== Exercise details ==
Your answer must be an exact repetition of every record.

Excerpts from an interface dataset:

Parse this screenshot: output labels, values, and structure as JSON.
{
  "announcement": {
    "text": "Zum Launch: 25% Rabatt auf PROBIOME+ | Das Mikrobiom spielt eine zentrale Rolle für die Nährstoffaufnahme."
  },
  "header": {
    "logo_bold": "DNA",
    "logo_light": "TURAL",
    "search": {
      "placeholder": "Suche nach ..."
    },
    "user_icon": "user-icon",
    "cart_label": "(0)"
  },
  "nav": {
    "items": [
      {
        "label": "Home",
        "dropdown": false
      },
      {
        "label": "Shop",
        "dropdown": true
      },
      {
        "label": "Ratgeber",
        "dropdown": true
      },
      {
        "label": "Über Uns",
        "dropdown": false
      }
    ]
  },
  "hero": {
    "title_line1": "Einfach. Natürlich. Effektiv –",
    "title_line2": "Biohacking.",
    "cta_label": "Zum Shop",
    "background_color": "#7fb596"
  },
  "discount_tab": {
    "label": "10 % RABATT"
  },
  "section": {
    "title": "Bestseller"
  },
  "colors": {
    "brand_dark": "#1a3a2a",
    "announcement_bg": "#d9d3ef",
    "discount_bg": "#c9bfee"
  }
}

== Task response ==
Parse this screenshot: output labels, values, and structure as JSON.
{
  "announcement": {
    "text": "Zum Launch: 25% Rabatt auf PROBIOME+ | Das Mikrobiom spielt eine zentrale Rolle für die Nährstoffaufnahme."
  },
  "header": {
    "logo_bold": "DNA",
    "logo_light": "TURAL",
    "search": {
      "placeholder": "Suche nach ..."
    },
    "user_icon": "user-icon",
    "cart_label": "(0)"
  },
  "nav": {
    "items": [
      {
        "label": "Home",
        "dropdown": false
      },
      {
        "label": "Shop",
        "dropdown": true
      },
      {
        "label": "Ratgeber",
        "dropdown": true
      },
      {
        "label": "Über Uns",
        "dropdown": false
      }
    ]
  },
  "hero": {
    "title_line1": "Einfach. Natürlich. Effektiv –",
    "title_line2": "Biohacking.",
    "cta_label": "Zum Shop",
    "background_color": "#7fb596"
  },
  "discount_tab": {
    "label": "10 % RABATT"
  },
  "section": {
    "title": "Bestseller"
  },
  "colors": {
    "brand_dark": "#1a3a2a",
    "announcement_bg": "#d9d3ef",
    "discount_bg": "#c9bfee"
  }
}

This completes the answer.